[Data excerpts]
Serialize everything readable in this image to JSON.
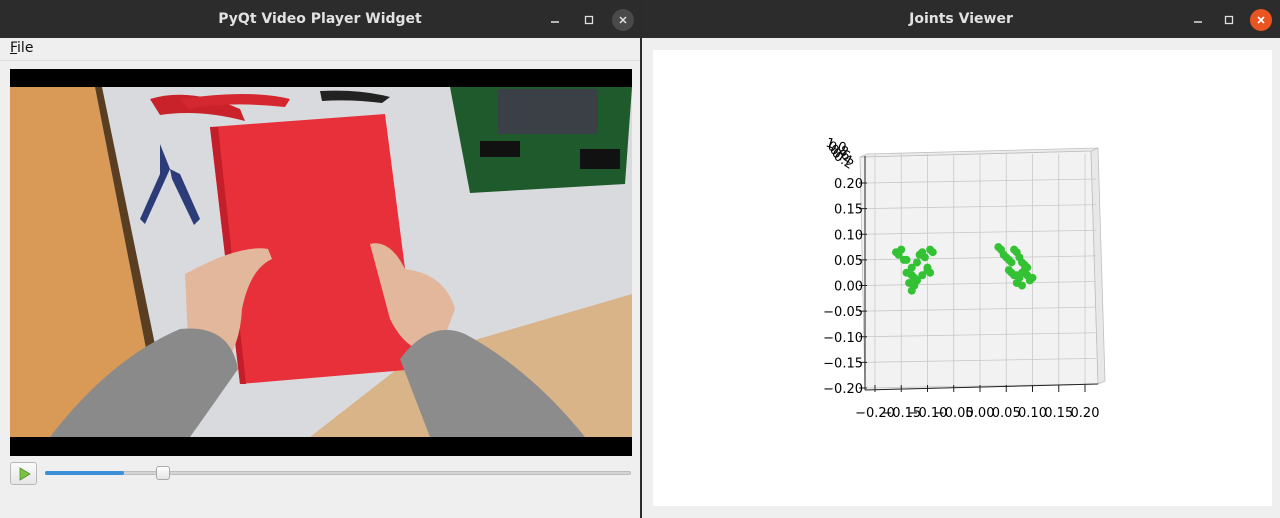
{
  "left_window": {
    "title": "PyQt Video Player Widget",
    "menu": {
      "file_label": "File"
    },
    "player": {
      "progress_fraction": 0.135
    }
  },
  "right_window": {
    "title": "Joints Viewer"
  },
  "colors": {
    "titlebar": "#2c2c2c",
    "close_button": "#e95420",
    "window_bg": "#efefef",
    "scatter_points": "#33c233",
    "slider_fill": "#3d8fd8",
    "notebook_red": "#e8303b"
  },
  "icons": [
    "minimize-icon",
    "maximize-icon",
    "close-icon",
    "play-icon"
  ],
  "chart_data": {
    "type": "scatter",
    "projection": "3d",
    "title": "",
    "grid": true,
    "xlim": [
      -0.2,
      0.2
    ],
    "ylim": [
      -0.2,
      0.2
    ],
    "xticks": [
      "−0.20",
      "−0.15",
      "−0.10",
      "−0.05",
      "0.00",
      "0.05",
      "0.10",
      "0.15",
      "0.20"
    ],
    "yticks": [
      "0.20",
      "0.15",
      "0.10",
      "0.05",
      "0.00",
      "−0.05",
      "−0.10",
      "−0.15",
      "−0.20"
    ],
    "zticks": [
      "1.0",
      "0.8",
      "0.6",
      "0.4",
      "0.2"
    ],
    "series": [
      {
        "x": [
          -0.16,
          -0.155,
          -0.15,
          -0.145,
          -0.14,
          -0.13,
          -0.12,
          -0.115,
          -0.11,
          -0.105,
          -0.1,
          -0.1,
          -0.095,
          -0.09,
          -0.14,
          -0.13,
          -0.125,
          -0.12,
          -0.135,
          -0.125,
          -0.11,
          -0.095,
          -0.13
        ],
        "y": [
          0.065,
          0.06,
          0.07,
          0.05,
          0.05,
          0.035,
          0.045,
          0.06,
          0.065,
          0.055,
          0.035,
          0.03,
          0.07,
          0.065,
          0.025,
          0.02,
          0.015,
          0.01,
          0.005,
          0.0,
          0.02,
          0.025,
          -0.01
        ],
        "color": "#33c233"
      },
      {
        "x": [
          0.035,
          0.04,
          0.045,
          0.05,
          0.055,
          0.06,
          0.065,
          0.07,
          0.075,
          0.08,
          0.085,
          0.09,
          0.055,
          0.06,
          0.065,
          0.07,
          0.075,
          0.08,
          0.085,
          0.09,
          0.095,
          0.1,
          0.07,
          0.08
        ],
        "y": [
          0.075,
          0.07,
          0.06,
          0.055,
          0.05,
          0.045,
          0.07,
          0.065,
          0.055,
          0.045,
          0.04,
          0.035,
          0.03,
          0.025,
          0.02,
          0.02,
          0.015,
          0.025,
          0.03,
          0.02,
          0.01,
          0.015,
          0.005,
          0.0
        ],
        "color": "#33c233"
      }
    ]
  }
}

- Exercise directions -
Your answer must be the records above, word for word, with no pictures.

- Reply -
Serialize everything readable in this image to JSON.
{
  "left_window": {
    "title": "PyQt Video Player Widget",
    "menu": {
      "file_label": "File"
    },
    "player": {
      "progress_fraction": 0.135
    }
  },
  "right_window": {
    "title": "Joints Viewer"
  },
  "colors": {
    "titlebar": "#2c2c2c",
    "close_button": "#e95420",
    "window_bg": "#efefef",
    "scatter_points": "#33c233",
    "slider_fill": "#3d8fd8",
    "notebook_red": "#e8303b"
  },
  "icons": [
    "minimize-icon",
    "maximize-icon",
    "close-icon",
    "play-icon"
  ],
  "chart_data": {
    "type": "scatter",
    "projection": "3d",
    "title": "",
    "grid": true,
    "xlim": [
      -0.2,
      0.2
    ],
    "ylim": [
      -0.2,
      0.2
    ],
    "xticks": [
      "−0.20",
      "−0.15",
      "−0.10",
      "−0.05",
      "0.00",
      "0.05",
      "0.10",
      "0.15",
      "0.20"
    ],
    "yticks": [
      "0.20",
      "0.15",
      "0.10",
      "0.05",
      "0.00",
      "−0.05",
      "−0.10",
      "−0.15",
      "−0.20"
    ],
    "zticks": [
      "1.0",
      "0.8",
      "0.6",
      "0.4",
      "0.2"
    ],
    "series": [
      {
        "x": [
          -0.16,
          -0.155,
          -0.15,
          -0.145,
          -0.14,
          -0.13,
          -0.12,
          -0.115,
          -0.11,
          -0.105,
          -0.1,
          -0.1,
          -0.095,
          -0.09,
          -0.14,
          -0.13,
          -0.125,
          -0.12,
          -0.135,
          -0.125,
          -0.11,
          -0.095,
          -0.13
        ],
        "y": [
          0.065,
          0.06,
          0.07,
          0.05,
          0.05,
          0.035,
          0.045,
          0.06,
          0.065,
          0.055,
          0.035,
          0.03,
          0.07,
          0.065,
          0.025,
          0.02,
          0.015,
          0.01,
          0.005,
          0.0,
          0.02,
          0.025,
          -0.01
        ],
        "color": "#33c233"
      },
      {
        "x": [
          0.035,
          0.04,
          0.045,
          0.05,
          0.055,
          0.06,
          0.065,
          0.07,
          0.075,
          0.08,
          0.085,
          0.09,
          0.055,
          0.06,
          0.065,
          0.07,
          0.075,
          0.08,
          0.085,
          0.09,
          0.095,
          0.1,
          0.07,
          0.08
        ],
        "y": [
          0.075,
          0.07,
          0.06,
          0.055,
          0.05,
          0.045,
          0.07,
          0.065,
          0.055,
          0.045,
          0.04,
          0.035,
          0.03,
          0.025,
          0.02,
          0.02,
          0.015,
          0.025,
          0.03,
          0.02,
          0.01,
          0.015,
          0.005,
          0.0
        ],
        "color": "#33c233"
      }
    ]
  }
}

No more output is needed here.